He talks of his ex, his son, his disappointments, his failures to develop a relationship with any of his recent girlfriends. What he says, it seems, is simultaneously a warning and an invitation.

Karin snuggles closer and reciprocates. She shares her hopes for a little brother or sister for Kaya, weekly trips to the beach, a home.

When Roberto was five, he marched into the kitchen and asked his mother who his father was. She washed the dishes, her hands red and soapy, her eyes fixed on the task, and said his father’s name was Julio and he was a truck driver.

“He’s not in our lives anymore,” she said. “Don’t think about it.”

Roberto lived by the off-ramp to a highway with his mother, stepfather, and two other siblings. They played together but when they fought, bloodlines were drawn. Roberto saw his expendability in his stepfather’s eyes.

More than once, after slapping his face, his stepfather said, “There’s the door. Just leave. You don’t belong here anyway.”

After these altercations, Roberto would sit in his front yard watching the trucks angle onto the ramp. The trucks groaned as they decelerated. They rumbled and grumbled and their drivers remained unseen behind sun-blinded windshields. Roberto examined each of them, wondering which might contain his father. Wishing the next one, that orange one, would pull to a stop in front of his house. A man would get out, see Roberto sitting there, and walk toward him, arms outstretched.

“Roberto,” he would say. “My son. I have been waiting so long to meet you.”

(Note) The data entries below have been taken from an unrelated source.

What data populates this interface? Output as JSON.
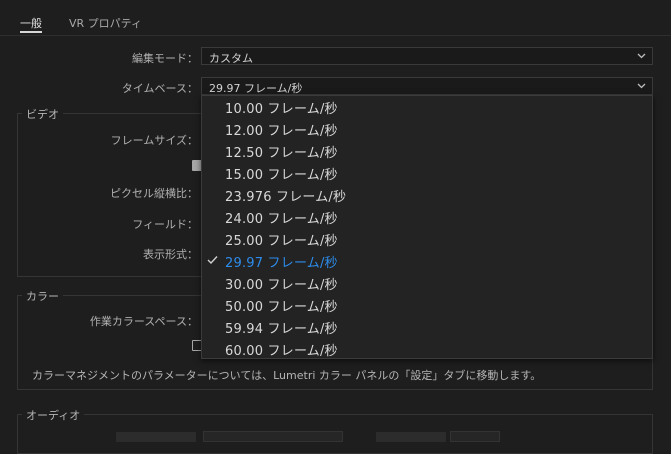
{
  "tabs": [
    {
      "label": "一般"
    },
    {
      "label": "VR プロパティ"
    }
  ],
  "general": {
    "edit_mode_label": "編集モード：",
    "edit_mode_value": "カスタム",
    "timebase_label": "タイムベース：",
    "timebase_value": "29.97  フレーム/秒"
  },
  "video": {
    "title": "ビデオ",
    "frame_size_label": "フレームサイズ：",
    "pixel_aspect_label": "ピクセル縦横比：",
    "fields_label": "フィールド：",
    "display_format_label": "表示形式："
  },
  "color": {
    "title": "カラー",
    "working_space_label": "作業カラースペース：",
    "note": "カラーマネジメントのパラメーターについては、Lumetri カラー パネルの「設定」タブに移動します。"
  },
  "audio": {
    "title": "オーディオ"
  },
  "timebase_dropdown": {
    "options": [
      {
        "label": "10.00  フレーム/秒",
        "selected": false
      },
      {
        "label": "12.00  フレーム/秒",
        "selected": false
      },
      {
        "label": "12.50  フレーム/秒",
        "selected": false
      },
      {
        "label": "15.00  フレーム/秒",
        "selected": false
      },
      {
        "label": "23.976  フレーム/秒",
        "selected": false
      },
      {
        "label": "24.00  フレーム/秒",
        "selected": false
      },
      {
        "label": "25.00  フレーム/秒",
        "selected": false
      },
      {
        "label": "29.97  フレーム/秒",
        "selected": true
      },
      {
        "label": "30.00  フレーム/秒",
        "selected": false
      },
      {
        "label": "50.00  フレーム/秒",
        "selected": false
      },
      {
        "label": "59.94  フレーム/秒",
        "selected": false
      },
      {
        "label": "60.00  フレーム/秒",
        "selected": false
      }
    ],
    "selected_color": "#2d8ceb"
  }
}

Roberto lingered, wondered, for years. He went through every colored cab in his fantasy, every type of load, from gasoline tankers to the ones hauling live chickens. Around the age of fourteen, when he became busy with an after-school job, he slowly forgot his lookout. The abstraction of his father faded. Yet far into adulthood he still felt a knife twist in his chest when he heard the reverberation of a semi engine.

It is time to say goodbye to Karin. Roberto stops contacting her. No more texts, no more calls. After a week she queries, tentative, wondering if she’s said or done something to offend him. He waits a day and gives her the standard answer, a vague rendition of “It’s not you, it’s me.” Part of him wants her to cry and plead, like so many of them do. Karin doesn’t. Roberto is both disappointed and relieved. Without a beeping phone to distract him, he can concentrate on the task at hand.

He turns back to his computer and gazes at his favorite images of Karin and Kaya. Kaya’s hair pulled back into a long ponytail, Karin’s flowing freely across her face. Their lean, strong bodies track across the beach. A perfect summer day, sand, blue sky, crashing waves, contentment all captured in a digital image.

It’s getting late, but he looks at older photos. He particularly likes the ones he took about six months ago, of Sarah and Martin. In deep concentration they both stick their tongues out just a tip past their front teeth. He flips between images, marveling at the similarity, those strange habits that are passed through genes and not imitation. Even if Martin had been torn from his mother’s arms at birth, he would still manifest his focus in the same way. Roberto is certain.

Alice has granted a Sunday afternoon visit. Roberto peers through the lens at Luca. Luca is springing in his football uniform, red shirt, white shorts, showing off what he’s learned. He’s a child but still a baby, four years old, at that stage where he asks surprising questions but is unable to comprehend the answers. Roberto snaps a few pictures, then brings Luca’s eyes into focus and widens the aperture. Luca glances at him.

“Are you my father?”

Roberto appears briefly from behind the camera. He looks at his son. Luca looks back, anticipating. Roberto wants to believe the truth is there, that Luca knows, and it isn’t necessary for either of them to speak.

Roberto says, “Hey, sweetie, can you show me how to dribble that ball again?”

Luca obliges, happy and active. Roberto peers through the lens and captures the image.

It is a beautiful photo.